The seller turned out to be the widow of the aforementioned Philip R. Friedman.  Her opinion is that the medal was likely a test strike, or proof, of the medallion.  Indeed, the pewter version is the same size and has the same design on both sides as the limited edition.

While talking, Ms. Friedman shared with me the story of how her husband came to work with Dali.  It seems that an earlier collaboration on the Lincoln Mint's Easter Christ of 1972 is the genesis.  Here is a picture of the late Mr. Friedman presenting the Easter Christ to Dali.

Back to the pewter medallion.  It may just be a test strike, but definitive information is lacking. 

I have since observed this pewter medallion at auction from a UK vendor who tells me that a relative won it in a raffle about 25 years ago.  It is impossible to authenticate this statement, but the seller includes the medal in a bezel similar to the one the limited edition comes with, and an info document.  Perhaps this pewter version was an unlimited edition promotional item.

The pewter medallion weighs 25.5g, is about 37mm in diameter, and is stamped on the rim "AMI PEWTER ASGL."

But wait, that's not all!

Ms. Friedman was kind enough to offer to me one other item I have not seen before: a Leda and the Swan plate.

This plate is cool.  Unfortunately, I have absolutely no idea about the origin of this item.  I don't think this plate was ever officially released, and there is no proof in cyberspace that this item exists anywhere else on the planet.

Could it be a one-of-a-kind?

Anyway, the emblem appears to be lacquered brass (best guess), and is very bulky.  It weighs about 416g by itself.  The plate is stamped pewter on the back, and weighs about 500g by itself.  I know the individual weights because the emblem loosened in shipping, so I removed it and properly re-attached it with double-sided tape.  The plate is 23cm, or just over 9" in diameter.

The emblem is in perfect condition, but the plate itself is in rough shape.  It has a number of dents, dings, scratches, and scuffs.  Here are several pictures which hide most of those blemishes.

It is very difficult to estimate the value of rare or one-of-a-kind items.  As for the pewter medallion, I think it has relatively little value.  The silver limited edition Leda medallion/pendant, while relatively rare, appears to be worth only about $50.  This pewter version, even if it is a test strike, is probably worth only about $50 at best, simply because demand appears to be low.
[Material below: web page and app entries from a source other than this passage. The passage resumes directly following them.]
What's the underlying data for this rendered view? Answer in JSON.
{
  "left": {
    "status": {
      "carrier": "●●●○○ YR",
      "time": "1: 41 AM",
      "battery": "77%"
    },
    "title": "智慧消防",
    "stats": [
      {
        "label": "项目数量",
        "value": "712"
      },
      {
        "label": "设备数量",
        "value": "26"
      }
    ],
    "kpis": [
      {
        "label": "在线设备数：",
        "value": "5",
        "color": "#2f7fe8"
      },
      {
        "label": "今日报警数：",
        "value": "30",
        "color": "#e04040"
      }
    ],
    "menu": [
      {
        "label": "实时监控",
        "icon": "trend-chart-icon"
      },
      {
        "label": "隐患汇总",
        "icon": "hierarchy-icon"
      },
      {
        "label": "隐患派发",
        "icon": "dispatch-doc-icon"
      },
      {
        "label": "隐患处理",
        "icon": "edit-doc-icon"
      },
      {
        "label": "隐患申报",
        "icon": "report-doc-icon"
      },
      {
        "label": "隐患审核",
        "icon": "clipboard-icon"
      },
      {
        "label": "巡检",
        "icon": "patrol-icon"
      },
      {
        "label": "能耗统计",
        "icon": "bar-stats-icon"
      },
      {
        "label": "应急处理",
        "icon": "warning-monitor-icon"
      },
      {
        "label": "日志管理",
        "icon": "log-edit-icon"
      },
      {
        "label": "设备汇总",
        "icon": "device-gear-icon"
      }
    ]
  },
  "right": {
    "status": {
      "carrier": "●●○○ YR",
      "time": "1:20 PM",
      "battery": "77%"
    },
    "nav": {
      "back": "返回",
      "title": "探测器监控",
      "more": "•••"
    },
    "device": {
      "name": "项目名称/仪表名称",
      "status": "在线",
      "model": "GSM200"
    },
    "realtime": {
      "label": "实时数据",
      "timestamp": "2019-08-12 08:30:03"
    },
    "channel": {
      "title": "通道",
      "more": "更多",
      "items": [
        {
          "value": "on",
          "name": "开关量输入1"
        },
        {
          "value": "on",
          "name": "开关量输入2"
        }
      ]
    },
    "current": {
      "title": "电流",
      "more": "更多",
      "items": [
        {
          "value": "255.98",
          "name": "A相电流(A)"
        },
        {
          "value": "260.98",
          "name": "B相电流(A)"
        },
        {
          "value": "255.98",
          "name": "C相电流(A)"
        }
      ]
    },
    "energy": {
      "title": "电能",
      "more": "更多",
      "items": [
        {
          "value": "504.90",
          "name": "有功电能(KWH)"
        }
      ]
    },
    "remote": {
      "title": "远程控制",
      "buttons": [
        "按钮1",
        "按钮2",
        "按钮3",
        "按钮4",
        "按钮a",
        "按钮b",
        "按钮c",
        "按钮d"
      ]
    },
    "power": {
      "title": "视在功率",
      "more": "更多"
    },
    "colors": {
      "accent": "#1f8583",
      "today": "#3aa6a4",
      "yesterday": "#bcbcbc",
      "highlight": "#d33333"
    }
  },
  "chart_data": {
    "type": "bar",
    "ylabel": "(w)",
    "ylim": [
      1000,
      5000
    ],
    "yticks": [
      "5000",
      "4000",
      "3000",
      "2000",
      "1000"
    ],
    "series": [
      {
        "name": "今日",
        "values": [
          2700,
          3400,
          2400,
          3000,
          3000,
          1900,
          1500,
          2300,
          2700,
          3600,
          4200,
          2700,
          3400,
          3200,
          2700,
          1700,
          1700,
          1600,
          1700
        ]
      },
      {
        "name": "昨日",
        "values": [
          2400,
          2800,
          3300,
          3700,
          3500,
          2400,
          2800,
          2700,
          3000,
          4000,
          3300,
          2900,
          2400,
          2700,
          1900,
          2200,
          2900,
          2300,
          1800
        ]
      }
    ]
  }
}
I have a different view of the plate.  I think this plate is quite valuable.  If my suspicion that this is a one-of-a-kind is true, I think this is a very important and valuable piece.  As a sample project that never came to fruition, it could easily be worth $200-$300 on the low end, and about $1,500 on the high end.  On the other hand, if it's just a cheap piece of crap, then it's worth about $40. 

Until more information about these pieces turns up, the jury's out.

I will leave you with a dedicatory picture from Dali to the late Mr. Friedman that Ms. Friedman shared with me.  Let this be a lasting tribute to two great men who, more than 35 years later, live on through their inspiration of creative contributions by the living inhabitants of our race on this planet.

Bravo Friedman!  Bravo Dali!